Try it online!

## Explanation

I;0CMḢ;L‘ṬCœṗ¹UF©µÐĿ,n+32Ọ$¥¥2\;/®ṭG µÐĿ Repeat until we see a previously seen value: I;0 Take differences of adjacent inputs, and 0 CM Find the indices (M) of the smallest (C) œṗ Split {the input} into pieces ‘Ṭ that end ;L C everywhere except Ḣ the first of the chosen deltas ¹ Resolve parser ambiguity U Reverse each piece F Concatenate the pieces back into a list © Store the value in a register Then, on the accumulated list of results: 2\ Look at each consecutive pair of results , ¥ ;/ and return the first element, followed by +32Ọ$            the character with code 32 plus
n     ¥           1 (if unequal), 0 (if equal)
®ṭ  Append the value of the register
G Output in grid form

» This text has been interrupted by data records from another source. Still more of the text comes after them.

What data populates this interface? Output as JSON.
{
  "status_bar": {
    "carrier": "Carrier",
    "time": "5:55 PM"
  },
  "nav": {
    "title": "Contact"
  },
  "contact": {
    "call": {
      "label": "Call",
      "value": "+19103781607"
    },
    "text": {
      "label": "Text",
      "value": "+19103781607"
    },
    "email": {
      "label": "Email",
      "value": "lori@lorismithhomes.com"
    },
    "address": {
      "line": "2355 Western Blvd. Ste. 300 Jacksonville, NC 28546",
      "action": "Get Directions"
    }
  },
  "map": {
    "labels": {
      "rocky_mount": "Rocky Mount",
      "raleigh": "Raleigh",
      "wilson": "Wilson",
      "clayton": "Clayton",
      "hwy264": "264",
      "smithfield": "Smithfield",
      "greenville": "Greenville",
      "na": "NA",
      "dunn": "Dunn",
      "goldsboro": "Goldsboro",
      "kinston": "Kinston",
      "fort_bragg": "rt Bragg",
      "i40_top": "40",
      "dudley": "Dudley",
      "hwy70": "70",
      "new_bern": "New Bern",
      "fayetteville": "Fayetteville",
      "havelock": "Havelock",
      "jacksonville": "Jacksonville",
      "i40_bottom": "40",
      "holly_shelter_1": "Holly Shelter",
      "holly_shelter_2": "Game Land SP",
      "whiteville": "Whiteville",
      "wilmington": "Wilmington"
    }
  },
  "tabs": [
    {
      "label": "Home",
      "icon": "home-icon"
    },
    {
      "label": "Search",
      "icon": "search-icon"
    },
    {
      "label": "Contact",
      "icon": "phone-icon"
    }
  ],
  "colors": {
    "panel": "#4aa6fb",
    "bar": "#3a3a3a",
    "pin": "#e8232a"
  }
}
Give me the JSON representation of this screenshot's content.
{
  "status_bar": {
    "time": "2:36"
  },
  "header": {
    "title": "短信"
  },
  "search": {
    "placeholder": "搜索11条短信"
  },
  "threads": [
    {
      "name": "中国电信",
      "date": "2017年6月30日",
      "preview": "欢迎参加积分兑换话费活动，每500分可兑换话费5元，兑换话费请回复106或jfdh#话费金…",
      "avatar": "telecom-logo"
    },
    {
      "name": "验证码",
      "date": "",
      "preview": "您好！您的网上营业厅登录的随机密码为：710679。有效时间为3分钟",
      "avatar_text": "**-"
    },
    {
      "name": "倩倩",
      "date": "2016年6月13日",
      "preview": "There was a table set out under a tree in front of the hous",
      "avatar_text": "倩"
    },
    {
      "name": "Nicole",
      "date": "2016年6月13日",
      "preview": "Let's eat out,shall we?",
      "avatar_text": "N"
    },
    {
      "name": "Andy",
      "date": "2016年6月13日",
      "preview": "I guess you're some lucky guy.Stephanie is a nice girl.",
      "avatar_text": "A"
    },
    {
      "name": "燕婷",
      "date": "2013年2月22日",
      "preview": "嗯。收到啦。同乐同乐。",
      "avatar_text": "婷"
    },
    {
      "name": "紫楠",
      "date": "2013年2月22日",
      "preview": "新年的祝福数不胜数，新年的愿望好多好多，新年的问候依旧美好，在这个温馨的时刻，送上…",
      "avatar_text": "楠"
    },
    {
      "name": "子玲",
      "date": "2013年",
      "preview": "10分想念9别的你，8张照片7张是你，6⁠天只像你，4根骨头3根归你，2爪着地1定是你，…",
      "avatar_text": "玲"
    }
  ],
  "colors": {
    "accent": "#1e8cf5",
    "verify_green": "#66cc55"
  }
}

The example shown in the TIO link is a particularly hard one for this program; the ;0 near the start is necessary to ensure that the loop ends just at the point where the input becomes sorted. This normally isn't necessary (because it will end after one more iteration), but if the last swap is of the first two elements (as seen here), the one-more-iteration won't happen and makes it impossible to finish the list consistently. As such, we need to ensure we don't swap anything on the last loop iteration.